Task item =
Gather all lines in the entries below that include the word "data".

Input records =
—————
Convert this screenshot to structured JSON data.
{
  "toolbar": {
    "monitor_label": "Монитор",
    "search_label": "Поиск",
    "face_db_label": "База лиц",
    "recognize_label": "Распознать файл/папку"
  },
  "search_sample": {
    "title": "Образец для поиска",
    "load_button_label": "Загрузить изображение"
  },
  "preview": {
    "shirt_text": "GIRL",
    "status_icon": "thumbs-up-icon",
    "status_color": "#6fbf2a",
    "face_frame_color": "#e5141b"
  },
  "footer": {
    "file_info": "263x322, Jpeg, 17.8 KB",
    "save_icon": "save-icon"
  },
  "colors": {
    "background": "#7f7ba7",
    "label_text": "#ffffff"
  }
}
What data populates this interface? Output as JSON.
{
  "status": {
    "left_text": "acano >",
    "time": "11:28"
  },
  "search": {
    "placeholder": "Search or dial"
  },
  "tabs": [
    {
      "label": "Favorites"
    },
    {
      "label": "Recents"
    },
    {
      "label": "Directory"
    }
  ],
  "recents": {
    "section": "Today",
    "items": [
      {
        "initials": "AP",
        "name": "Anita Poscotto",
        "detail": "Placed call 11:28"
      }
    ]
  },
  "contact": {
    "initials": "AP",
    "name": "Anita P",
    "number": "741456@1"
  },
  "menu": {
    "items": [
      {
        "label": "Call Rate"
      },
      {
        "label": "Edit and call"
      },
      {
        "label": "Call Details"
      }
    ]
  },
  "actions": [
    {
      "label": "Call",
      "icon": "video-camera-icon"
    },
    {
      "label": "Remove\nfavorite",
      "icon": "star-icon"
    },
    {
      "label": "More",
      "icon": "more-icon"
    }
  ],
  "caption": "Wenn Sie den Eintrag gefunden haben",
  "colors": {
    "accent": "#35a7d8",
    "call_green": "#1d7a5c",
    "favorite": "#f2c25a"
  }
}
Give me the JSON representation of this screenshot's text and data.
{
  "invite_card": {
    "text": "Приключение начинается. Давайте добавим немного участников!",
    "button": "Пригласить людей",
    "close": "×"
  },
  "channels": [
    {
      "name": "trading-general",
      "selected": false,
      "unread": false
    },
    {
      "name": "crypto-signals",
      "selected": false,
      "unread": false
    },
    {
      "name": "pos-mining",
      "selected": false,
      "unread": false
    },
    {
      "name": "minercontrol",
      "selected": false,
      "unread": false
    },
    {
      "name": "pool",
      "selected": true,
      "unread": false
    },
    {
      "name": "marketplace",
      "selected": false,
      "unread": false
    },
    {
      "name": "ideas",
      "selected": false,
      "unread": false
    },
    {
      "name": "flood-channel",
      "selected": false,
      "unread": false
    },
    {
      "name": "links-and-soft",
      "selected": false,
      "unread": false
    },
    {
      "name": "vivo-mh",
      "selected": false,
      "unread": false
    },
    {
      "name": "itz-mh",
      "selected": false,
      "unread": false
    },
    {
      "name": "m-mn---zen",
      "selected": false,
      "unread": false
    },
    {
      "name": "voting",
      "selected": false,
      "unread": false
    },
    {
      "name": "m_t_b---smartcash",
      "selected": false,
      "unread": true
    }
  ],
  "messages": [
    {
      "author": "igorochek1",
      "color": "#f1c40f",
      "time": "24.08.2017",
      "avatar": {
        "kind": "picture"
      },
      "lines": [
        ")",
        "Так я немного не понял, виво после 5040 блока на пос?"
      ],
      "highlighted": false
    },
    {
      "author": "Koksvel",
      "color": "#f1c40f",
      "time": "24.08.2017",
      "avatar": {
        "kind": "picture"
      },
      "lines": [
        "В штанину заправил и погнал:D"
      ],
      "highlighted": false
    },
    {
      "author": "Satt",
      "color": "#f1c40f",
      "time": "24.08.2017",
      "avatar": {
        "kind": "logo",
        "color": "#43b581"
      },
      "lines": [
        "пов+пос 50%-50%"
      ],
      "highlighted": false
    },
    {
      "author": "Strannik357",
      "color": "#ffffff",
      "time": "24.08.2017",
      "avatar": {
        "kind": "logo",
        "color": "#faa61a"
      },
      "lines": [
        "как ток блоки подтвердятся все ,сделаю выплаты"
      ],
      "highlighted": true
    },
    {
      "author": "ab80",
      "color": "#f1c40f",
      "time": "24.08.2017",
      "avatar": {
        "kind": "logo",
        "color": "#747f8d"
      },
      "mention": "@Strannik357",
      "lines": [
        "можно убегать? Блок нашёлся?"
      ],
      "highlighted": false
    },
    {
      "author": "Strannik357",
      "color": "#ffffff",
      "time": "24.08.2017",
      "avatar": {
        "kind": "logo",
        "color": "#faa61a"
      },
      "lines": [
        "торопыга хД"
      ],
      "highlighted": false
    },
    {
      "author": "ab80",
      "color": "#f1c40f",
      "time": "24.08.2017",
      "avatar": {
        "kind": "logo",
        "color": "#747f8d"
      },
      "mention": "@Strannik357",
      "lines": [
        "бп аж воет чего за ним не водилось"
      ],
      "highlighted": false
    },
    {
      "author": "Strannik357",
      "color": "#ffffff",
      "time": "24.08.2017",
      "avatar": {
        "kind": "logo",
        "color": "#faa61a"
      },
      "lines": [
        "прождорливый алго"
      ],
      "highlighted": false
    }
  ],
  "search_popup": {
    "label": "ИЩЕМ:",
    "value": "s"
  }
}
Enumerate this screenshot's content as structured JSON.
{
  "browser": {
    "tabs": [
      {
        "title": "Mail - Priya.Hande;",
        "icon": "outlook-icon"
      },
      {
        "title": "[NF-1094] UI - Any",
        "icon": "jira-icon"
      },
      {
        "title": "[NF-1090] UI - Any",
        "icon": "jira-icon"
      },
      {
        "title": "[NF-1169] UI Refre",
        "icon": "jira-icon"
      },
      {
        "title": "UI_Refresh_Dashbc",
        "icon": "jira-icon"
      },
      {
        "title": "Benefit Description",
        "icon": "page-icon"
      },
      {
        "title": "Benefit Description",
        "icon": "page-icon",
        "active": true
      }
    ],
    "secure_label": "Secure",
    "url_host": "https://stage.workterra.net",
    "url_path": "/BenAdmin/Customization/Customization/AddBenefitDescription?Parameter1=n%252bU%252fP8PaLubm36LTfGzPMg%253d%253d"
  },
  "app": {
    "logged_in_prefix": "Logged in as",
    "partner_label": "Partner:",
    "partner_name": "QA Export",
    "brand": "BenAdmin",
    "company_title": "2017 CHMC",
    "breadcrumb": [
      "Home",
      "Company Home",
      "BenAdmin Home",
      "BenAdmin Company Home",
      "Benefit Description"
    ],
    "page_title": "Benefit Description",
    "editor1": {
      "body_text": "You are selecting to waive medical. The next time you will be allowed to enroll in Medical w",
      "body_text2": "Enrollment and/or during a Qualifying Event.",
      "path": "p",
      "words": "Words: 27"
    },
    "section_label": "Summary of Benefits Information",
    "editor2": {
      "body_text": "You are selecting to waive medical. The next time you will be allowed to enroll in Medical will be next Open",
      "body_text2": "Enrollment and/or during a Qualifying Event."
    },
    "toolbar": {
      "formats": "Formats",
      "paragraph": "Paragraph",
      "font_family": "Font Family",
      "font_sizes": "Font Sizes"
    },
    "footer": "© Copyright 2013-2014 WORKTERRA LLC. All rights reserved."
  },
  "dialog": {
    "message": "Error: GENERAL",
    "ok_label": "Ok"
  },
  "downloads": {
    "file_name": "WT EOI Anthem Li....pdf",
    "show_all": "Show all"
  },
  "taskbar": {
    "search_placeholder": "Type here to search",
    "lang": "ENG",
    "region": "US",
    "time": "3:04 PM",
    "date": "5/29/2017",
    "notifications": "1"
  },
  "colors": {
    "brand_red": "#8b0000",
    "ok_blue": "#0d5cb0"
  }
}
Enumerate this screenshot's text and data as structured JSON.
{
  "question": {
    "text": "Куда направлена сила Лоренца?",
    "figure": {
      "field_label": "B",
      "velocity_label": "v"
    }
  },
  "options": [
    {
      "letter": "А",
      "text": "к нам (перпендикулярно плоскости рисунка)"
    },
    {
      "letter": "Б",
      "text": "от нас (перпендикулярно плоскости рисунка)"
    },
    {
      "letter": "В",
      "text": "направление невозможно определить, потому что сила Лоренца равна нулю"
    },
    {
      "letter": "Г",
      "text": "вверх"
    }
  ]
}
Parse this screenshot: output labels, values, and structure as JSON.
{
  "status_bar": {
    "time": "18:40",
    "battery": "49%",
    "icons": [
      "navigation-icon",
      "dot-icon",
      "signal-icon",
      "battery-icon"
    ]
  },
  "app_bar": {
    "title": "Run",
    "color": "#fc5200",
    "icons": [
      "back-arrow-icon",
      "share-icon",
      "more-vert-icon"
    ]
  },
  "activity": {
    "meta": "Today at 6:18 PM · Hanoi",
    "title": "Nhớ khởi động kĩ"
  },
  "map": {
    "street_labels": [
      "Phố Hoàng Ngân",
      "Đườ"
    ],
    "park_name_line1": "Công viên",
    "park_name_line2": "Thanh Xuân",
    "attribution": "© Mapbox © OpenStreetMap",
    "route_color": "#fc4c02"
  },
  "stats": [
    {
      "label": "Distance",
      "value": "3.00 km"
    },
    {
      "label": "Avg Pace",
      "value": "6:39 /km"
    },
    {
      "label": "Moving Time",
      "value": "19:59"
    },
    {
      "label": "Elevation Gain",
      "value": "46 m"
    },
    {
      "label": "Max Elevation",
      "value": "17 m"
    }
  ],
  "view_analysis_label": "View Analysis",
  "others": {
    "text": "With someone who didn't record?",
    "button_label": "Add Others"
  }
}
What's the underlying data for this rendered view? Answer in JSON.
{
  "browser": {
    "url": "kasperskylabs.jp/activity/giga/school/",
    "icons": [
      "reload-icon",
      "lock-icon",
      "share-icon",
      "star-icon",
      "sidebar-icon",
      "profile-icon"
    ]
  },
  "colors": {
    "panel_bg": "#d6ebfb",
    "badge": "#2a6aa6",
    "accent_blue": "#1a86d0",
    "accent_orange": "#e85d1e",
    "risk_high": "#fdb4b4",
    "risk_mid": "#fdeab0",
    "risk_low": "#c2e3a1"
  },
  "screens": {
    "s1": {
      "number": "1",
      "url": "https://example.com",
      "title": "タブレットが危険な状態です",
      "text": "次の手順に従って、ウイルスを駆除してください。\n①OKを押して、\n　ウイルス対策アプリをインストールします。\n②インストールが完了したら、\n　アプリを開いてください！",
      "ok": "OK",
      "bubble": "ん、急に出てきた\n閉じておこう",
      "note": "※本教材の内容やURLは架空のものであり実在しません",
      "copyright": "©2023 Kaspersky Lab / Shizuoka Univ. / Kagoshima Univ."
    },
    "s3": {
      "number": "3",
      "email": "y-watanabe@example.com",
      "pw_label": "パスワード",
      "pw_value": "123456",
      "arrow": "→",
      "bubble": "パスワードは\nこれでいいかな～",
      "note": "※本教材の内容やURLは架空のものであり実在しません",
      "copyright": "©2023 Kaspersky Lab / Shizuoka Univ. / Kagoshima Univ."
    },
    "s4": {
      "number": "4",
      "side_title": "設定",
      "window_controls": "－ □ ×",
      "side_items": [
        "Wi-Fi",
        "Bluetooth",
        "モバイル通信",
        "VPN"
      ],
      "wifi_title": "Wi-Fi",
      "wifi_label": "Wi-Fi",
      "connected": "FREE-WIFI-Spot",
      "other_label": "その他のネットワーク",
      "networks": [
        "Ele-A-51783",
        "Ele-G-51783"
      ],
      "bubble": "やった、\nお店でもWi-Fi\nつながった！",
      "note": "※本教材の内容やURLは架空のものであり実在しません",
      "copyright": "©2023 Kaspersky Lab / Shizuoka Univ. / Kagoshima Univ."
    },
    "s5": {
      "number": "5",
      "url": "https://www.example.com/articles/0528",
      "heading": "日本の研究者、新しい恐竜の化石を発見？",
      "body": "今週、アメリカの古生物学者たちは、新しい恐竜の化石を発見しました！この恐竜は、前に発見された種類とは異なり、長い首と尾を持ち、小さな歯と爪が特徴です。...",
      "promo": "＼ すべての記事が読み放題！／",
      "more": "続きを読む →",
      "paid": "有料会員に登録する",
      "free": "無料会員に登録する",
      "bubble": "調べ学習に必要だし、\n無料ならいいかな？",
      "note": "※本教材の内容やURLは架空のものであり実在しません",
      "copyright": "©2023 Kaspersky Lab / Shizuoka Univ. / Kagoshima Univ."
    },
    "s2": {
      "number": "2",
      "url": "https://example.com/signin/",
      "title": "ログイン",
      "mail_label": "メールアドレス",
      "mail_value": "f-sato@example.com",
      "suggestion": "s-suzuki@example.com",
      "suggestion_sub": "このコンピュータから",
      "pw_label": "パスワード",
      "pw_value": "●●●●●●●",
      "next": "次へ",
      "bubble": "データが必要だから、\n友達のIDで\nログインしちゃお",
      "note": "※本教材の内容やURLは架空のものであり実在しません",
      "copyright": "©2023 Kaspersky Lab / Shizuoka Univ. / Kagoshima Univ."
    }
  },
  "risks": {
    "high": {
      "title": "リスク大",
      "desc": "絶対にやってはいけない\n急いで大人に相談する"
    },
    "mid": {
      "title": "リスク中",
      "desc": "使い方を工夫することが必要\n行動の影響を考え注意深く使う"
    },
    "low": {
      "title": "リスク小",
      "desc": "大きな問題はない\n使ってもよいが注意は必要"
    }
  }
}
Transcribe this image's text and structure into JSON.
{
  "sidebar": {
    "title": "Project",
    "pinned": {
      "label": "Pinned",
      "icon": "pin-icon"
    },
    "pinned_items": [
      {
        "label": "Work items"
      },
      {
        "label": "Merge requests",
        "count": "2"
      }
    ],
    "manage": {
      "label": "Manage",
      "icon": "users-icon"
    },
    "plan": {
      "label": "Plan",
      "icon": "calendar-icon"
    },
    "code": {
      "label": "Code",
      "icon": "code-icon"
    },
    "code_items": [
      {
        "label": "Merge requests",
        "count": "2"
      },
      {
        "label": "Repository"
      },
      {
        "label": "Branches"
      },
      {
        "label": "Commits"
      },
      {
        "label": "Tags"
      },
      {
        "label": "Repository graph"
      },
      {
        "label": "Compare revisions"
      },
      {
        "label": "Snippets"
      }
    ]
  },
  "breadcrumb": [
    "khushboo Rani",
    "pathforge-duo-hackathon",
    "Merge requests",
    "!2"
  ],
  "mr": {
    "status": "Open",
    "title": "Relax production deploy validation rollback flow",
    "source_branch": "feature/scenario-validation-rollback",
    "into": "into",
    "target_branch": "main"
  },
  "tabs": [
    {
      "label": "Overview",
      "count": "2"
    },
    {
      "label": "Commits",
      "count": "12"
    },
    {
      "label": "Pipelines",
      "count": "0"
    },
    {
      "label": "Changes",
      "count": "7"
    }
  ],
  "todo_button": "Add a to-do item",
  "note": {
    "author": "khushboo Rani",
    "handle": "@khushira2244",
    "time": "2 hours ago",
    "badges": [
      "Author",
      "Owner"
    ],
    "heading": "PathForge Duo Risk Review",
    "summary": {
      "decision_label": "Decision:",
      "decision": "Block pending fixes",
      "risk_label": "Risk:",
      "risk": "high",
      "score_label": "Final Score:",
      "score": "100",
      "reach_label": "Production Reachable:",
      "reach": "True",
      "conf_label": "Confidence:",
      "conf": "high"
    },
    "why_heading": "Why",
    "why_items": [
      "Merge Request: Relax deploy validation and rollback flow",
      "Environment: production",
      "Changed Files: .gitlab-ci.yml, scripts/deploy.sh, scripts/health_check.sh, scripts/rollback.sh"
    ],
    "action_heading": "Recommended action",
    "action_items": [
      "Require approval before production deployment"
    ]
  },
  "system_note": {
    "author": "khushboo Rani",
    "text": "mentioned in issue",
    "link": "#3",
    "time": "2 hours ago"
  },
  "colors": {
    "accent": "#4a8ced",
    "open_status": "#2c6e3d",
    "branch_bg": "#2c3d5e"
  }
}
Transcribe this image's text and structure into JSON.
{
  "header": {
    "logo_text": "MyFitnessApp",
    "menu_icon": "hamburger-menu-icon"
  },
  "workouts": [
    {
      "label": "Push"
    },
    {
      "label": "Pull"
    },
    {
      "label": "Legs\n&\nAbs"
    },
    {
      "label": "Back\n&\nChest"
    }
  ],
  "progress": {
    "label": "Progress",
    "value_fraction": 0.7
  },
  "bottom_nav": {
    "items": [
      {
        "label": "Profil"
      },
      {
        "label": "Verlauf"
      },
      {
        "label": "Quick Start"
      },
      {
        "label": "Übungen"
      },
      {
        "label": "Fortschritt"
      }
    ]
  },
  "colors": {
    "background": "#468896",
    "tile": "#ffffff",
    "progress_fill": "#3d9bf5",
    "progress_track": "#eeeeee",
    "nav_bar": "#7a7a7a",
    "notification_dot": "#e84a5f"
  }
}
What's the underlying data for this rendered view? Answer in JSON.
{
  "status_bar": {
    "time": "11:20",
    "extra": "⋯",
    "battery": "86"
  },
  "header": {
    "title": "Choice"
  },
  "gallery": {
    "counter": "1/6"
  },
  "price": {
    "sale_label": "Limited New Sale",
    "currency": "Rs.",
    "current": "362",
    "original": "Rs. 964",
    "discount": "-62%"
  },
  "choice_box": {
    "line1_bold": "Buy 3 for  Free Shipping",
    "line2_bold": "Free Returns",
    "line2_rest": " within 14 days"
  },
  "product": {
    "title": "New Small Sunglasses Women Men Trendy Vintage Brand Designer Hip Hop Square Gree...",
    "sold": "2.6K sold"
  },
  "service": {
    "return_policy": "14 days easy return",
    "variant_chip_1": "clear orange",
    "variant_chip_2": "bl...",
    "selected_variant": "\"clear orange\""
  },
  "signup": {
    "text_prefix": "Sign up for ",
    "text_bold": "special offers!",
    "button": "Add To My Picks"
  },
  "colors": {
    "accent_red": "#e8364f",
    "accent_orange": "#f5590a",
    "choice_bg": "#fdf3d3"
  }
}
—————
Exercise response =
Convert this screenshot to structured JSON data.
What data populates this interface? Output as JSON.
Give me the JSON representation of this screenshot's text and data.
Enumerate this screenshot's text and data as structured JSON.
What's the underlying data for this rendered view? Answer in JSON.
What's the underlying data for this rendered view? Answer in JSON.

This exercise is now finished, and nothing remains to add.